Current = current register base 10 / (4096 * sense resitor ohms)

the current is proportional to the watts/meter squared, so the current is what we want not the voltage drop.

getting a bit complex for me.

any other suggestions?
I set up an experiment. I origionly intended to connect the CLD240E to the analog voltage input of the DS2438, not the current inputs, and played with just the sensor and a resistor size untill I got a result in the 0-5V range. Found that a 4.7K resistor produced about 4volts with the sensor in full sun.

First since the spec sheet says that a solar flux of 1 mW/cm^2 will cause a current of 13uA to flow, one can divide 13uA into the current from the sensor and know the solar flux in mW/cm^2. Simply multiplying by 10 will give W/M^2.

In my experiment:

I = E/R so 4 Volts/ 4700 ohms = .00085 Amps

.00085 Amps/ .000013Amps = 65.5 mW/cm^2

65.5 mW/cm^2 * 1W/1000mW * 10000 cm^2/M^2 = 655 W/M^2

the 655 W/M^2 sounds reasonable.

so a formula for getting W/M^2 from the current register on a DS2438 is:
assuming the sense resistor is the 390 ohms in the kit.

DallasRegister Volts/(4096 * 390 ohms) = Amps
Amps/.000013 = mW/cm^2
mW/cm^2 * 10 = W/M^2

does this sound reasonable to any one else?
I'm not familiar with these sensors, but curious where you are getting the following from:

DallasRegister Volts/(4096 * 390 ohms) = Amps
I'm guessing the "4096" is a 12 bit A-D converter, but I'm not sure how the internal 390 ohms is fitting in.

Like I said, not familiar with the sensor or Dallas one-wire so I'm probably missing something very basic. :D
The Hobby boards solar detector uses a CLD240E photodiode in series with a 390 ohm sense resistor.
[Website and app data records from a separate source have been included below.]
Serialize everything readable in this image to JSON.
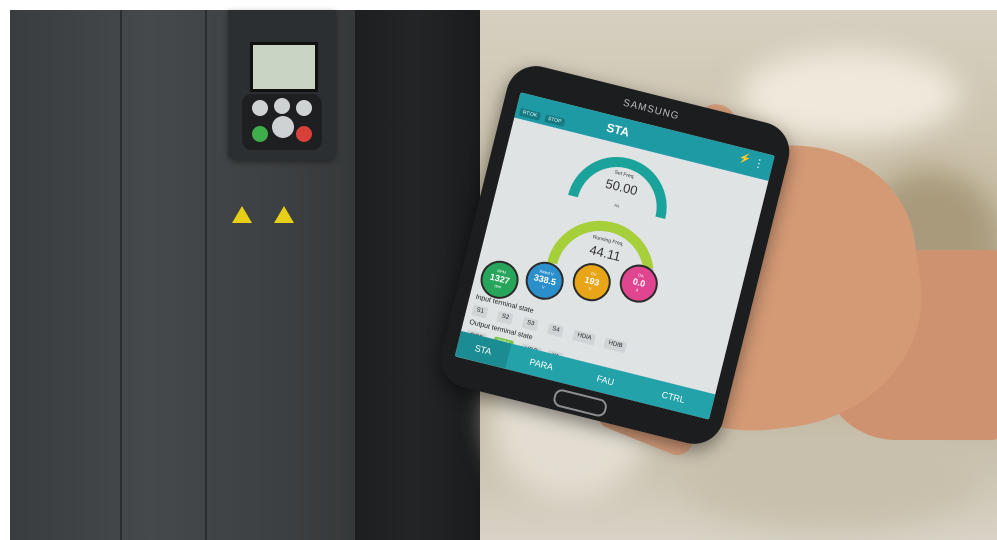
{
  "phone": {
    "brand": "SAMSUNG",
    "app_title": "STA",
    "status": [
      "RT:OK",
      "STOP"
    ],
    "gauges": [
      {
        "label": "Set Freq.",
        "value": "50.00",
        "unit": "Hz",
        "max": "50.00",
        "fill": 1.0,
        "color": "#1aa39b"
      },
      {
        "label": "Running Freq.",
        "value": "44.11",
        "unit": "Hz",
        "max": "50.00",
        "fill": 0.88,
        "color": "#a6cf3a"
      }
    ],
    "bubbles": [
      {
        "label": "RPM",
        "value": "1327",
        "unit": "rpm",
        "color": "#27a55b"
      },
      {
        "label": "Rated V",
        "value": "338.5",
        "unit": "V",
        "color": "#2a8fcb"
      },
      {
        "label": "OV",
        "value": "193",
        "unit": "V",
        "color": "#e7a517"
      },
      {
        "label": "OA",
        "value": "0.0",
        "unit": "A",
        "color": "#e0458f"
      }
    ],
    "input_title": "Input terminal state",
    "inputs": [
      "S1",
      "S2",
      "S3",
      "S4",
      "HDIA",
      "HDIB"
    ],
    "output_title": "Output terminal state",
    "outputs": [
      {
        "label": "RO2",
        "active": false
      },
      {
        "label": "RO1",
        "active": true
      },
      {
        "label": "HDO",
        "active": false
      },
      {
        "label": "Y1",
        "active": false
      }
    ],
    "tabs": [
      "STA",
      "PARA",
      "FAU",
      "CTRL"
    ],
    "active_tab": "STA"
  },
  "colors": {
    "app_bar": "#1d9aa3",
    "accent_green": "#7cc64b"
  }
}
The sense resistor is accros the current input A/D of a DS2438. The DS2438 records the voltage drop accross the sense resistor. The current thru photo diodes is proportional to the solar flux. So we need to convert the 12 bit number read from the DS2438 to base 10 voltage by dividing by 4096 then divide by the sense resistor ohms to get current. The formula for getting current is from the Dallas Semiconductor data sheet, back in the section that describes the current measuring.
But where does that 4.7 K resistor fit in? I understand the A-D bit span but not understanding exactly what is being fed into the A-D input itself.
Keep working on this till you get it nailed down.
I am interested in your progress and appreciate your efforts.

If it's not linear, I guess you'll be dialing in a formula???

I suppose there will be a +- margin compromise but close enough will do.
The 4.7K resistor is just an experiment I did on a bread boad. To get some idea as to what the characterisitics of the CLD240 are. The data sheet for it does not have a graph of the current/solar flux relation. Most other photodiods and photo xistors have a graph of that relationship, and it is usualy linear. I am waiting for a couple of things lost in the xmass mail to arrive. Then I can do some better analisis.